In “The lost realms”, Zecharia Sitchin reports of some similarities discovered by modern linguists that relate the term ‘Manco’, used to describe the Inca kings, to a similar term used in semitic languages meaning ‘King’. A similar analysis was made around the term ‘Meshica’ which is not Nauhatl but is used in some Mesoamerican celebrations singing, 'Yo Meshica, He Meshica, Va Meshica', and is put in relation with the term Mashi’ach from which ‘Messiah’ would derive.
Other terms with a clear resemblance are
the Nauhatl ‘Tupal’ with the Babylonian ‘Tubal’ (that arrived to us
via the Bible and the Semitic name Tubal, e.g. in Tubal Cain), the
Nauhatl ‘Nusan’ with the Semitic ‘Nissan’ and Babylonian ‘Nisannu’,
and the Nauhatl ‘Tic’ with Acadian ‘Ticu’.
Other terms that offer an incredible
resemblance are the Mesopotamic ‘Choi’, corresponding to the
Mesoamerican ‘Chol-ula’, the Mesopotamic ‘Zuibana’ related to the
Mesoamerican ‘Zuivan’, and the Mesopotamic ‘Zalissa’ related to the

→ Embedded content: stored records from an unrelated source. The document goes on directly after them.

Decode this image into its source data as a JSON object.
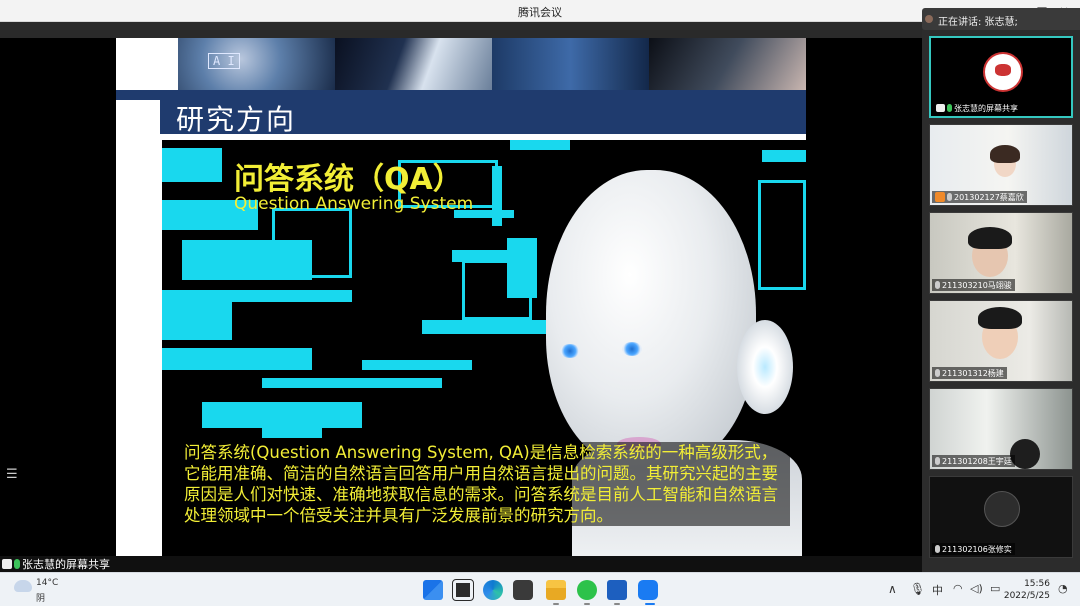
{
  "window": {
    "title": "腾讯会议"
  },
  "slide": {
    "banner_ai_text": "A I",
    "title": "研究方向",
    "qa_title": "问答系统（QA）",
    "qa_subtitle": "Question Answering System",
    "description": "问答系统(Question Answering System, QA)是信息检索系统的一种高级形式，它能用准确、简洁的自然语言回答用户用自然语言提出的问题。其研究兴起的主要原因是人们对快速、准确地获取信息的需求。问答系统是目前人工智能和自然语言处理领域中一个倍受关注并具有广泛发展前景的研究方向。"
  },
  "share": {
    "sharer_label": "张志慧的屏幕共享"
  },
  "speaking": {
    "label": "正在讲话: 张志慧;"
  },
  "participants": [
    {
      "label": "张志慧的屏幕共享",
      "icon": "avatar-cartoon"
    },
    {
      "label": "201302127蔡嘉欣"
    },
    {
      "label": "211303210马翊骏"
    },
    {
      "label": "211301312杨建"
    },
    {
      "label": "211301208王宇廷"
    },
    {
      "label": "211302106张修实"
    }
  ],
  "taskbar": {
    "weather_temp": "14°C",
    "weather_desc": "阴",
    "ime": "中",
    "time": "15:56",
    "date": "2022/5/25"
  },
  "colors": {
    "accent_cyan": "#19d8ee",
    "slide_yellow": "#f2ee36",
    "title_blue": "#1f3b6e"
  }
}
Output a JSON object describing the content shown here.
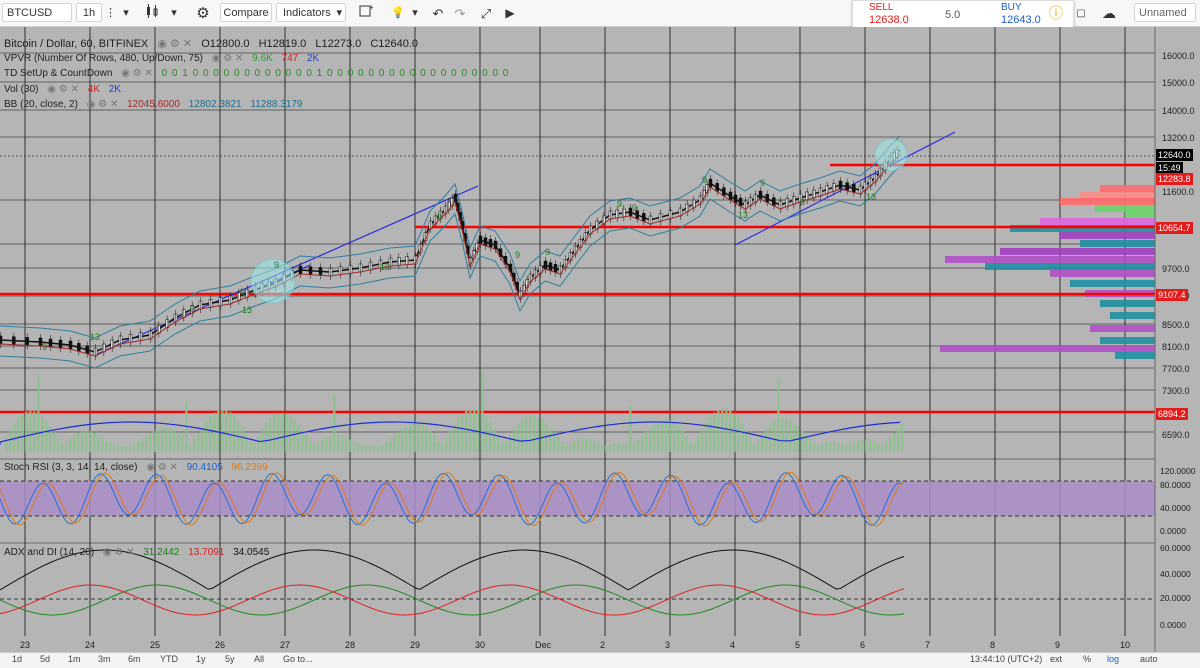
{
  "toolbar": {
    "symbol": "BTCUSD",
    "interval": "1h",
    "compare": "Compare",
    "indicators": "Indicators",
    "unnamed": "Unnamed"
  },
  "trade": {
    "sell_label": "SELL",
    "sell_value": "12638.0",
    "spread": "5.0",
    "buy_label": "BUY",
    "buy_value": "12643.0"
  },
  "legend": {
    "main": {
      "title": "Bitcoin / Dollar, 60, BITFINEX",
      "o": "O12800.0",
      "h": "H12819.0",
      "l": "L12273.0",
      "c": "C12640.0"
    },
    "vpvr": {
      "name": "VPVR (Number Of Rows, 480, Up/Down, 75)",
      "v1": "9.6K",
      "v2": "747",
      "v3": "2K"
    },
    "td": {
      "name": "TD SetUp & CountDown",
      "values": "0 0 1 0 0 0 0 0 0 0 0 0 0 0 0 1 0 0 0 0 0 0 0 0 0 0 0 0 0 0 0 0 0 0"
    },
    "vol": {
      "name": "Vol (30)",
      "v1": "4K",
      "v2": "2K"
    },
    "bb": {
      "name": "BB (20, close, 2)",
      "v1": "12045.6000",
      "v2": "12802.3821",
      "v3": "11288.3179"
    },
    "stoch": {
      "name": "Stoch RSI (3, 3, 14, 14, close)",
      "v1": "90.4105",
      "v2": "96.2399"
    },
    "adx": {
      "name": "ADX and DI (14, 20)",
      "v1": "31.2442",
      "v2": "13.7091",
      "v3": "34.0545"
    }
  },
  "price_axis": [
    "16000.0",
    "15000.0",
    "14000.0",
    "13200.0",
    "11600.0",
    "9700.0",
    "9100.0",
    "8500.0",
    "8100.0",
    "7700.0",
    "7300.0",
    "6590.0"
  ],
  "price_tags": [
    {
      "label": "12640.0",
      "color": "#000000"
    },
    {
      "label": "15:49",
      "color": "#000000"
    },
    {
      "label": "12283.8",
      "color": "#e31b1b"
    },
    {
      "label": "10654.7",
      "color": "#e31b1b"
    },
    {
      "label": "9107.4",
      "color": "#e31b1b"
    },
    {
      "label": "6894.2",
      "color": "#e31b1b"
    }
  ],
  "stoch_axis": [
    "120.0000",
    "80.0000",
    "40.0000",
    "0.0000"
  ],
  "adx_axis": [
    "60.0000",
    "40.0000",
    "20.0000",
    "0.0000"
  ],
  "time_axis": [
    "23",
    "24",
    "25",
    "26",
    "27",
    "28",
    "29",
    "30",
    "Dec",
    "2",
    "3",
    "4",
    "5",
    "6",
    "7",
    "8",
    "9",
    "10"
  ],
  "td_labels": [
    "9",
    "13",
    "9",
    "9",
    "13",
    "9",
    "13",
    "9",
    "9",
    "9",
    "9",
    "9",
    "9",
    "13",
    "9",
    "9",
    "13"
  ],
  "bottom": {
    "ranges": [
      "1d",
      "5d",
      "1m",
      "3m",
      "6m",
      "YTD",
      "1y",
      "5y",
      "All",
      "Go to..."
    ],
    "clock": "13:44:10 (UTC+2)",
    "right": [
      "ext",
      "%",
      "log",
      "auto"
    ]
  },
  "colors": {
    "bg": "#b5b5b5",
    "red_line": "#ff0000",
    "trend": "#2a2adf",
    "rsi_band": "#a98dc9",
    "bb": "#2e7fa0",
    "ma": "#a52a2a"
  }
}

Basque has always been considered a real mystery by scholars, and it is not secondary to mention that it is, like Sumerian, an agglutinative language.
Let us read what Nyland writes:
Clyde Winters too offers an analysis of two important terms.
He reports that one of the locations discovered by Yacovazzo was called ‘Potosi’ and puts this name in relation with the Sumerian term ‘Patesi’ who indicates the dynasty of priest-kings (the name was similar in meaning to the more famous Lugal).
The same term ‘Inca’, according to Winters, may have been an evolution of the Sumerian ‘En.Ka/En.Gal’ meaning ‘Great Lord’.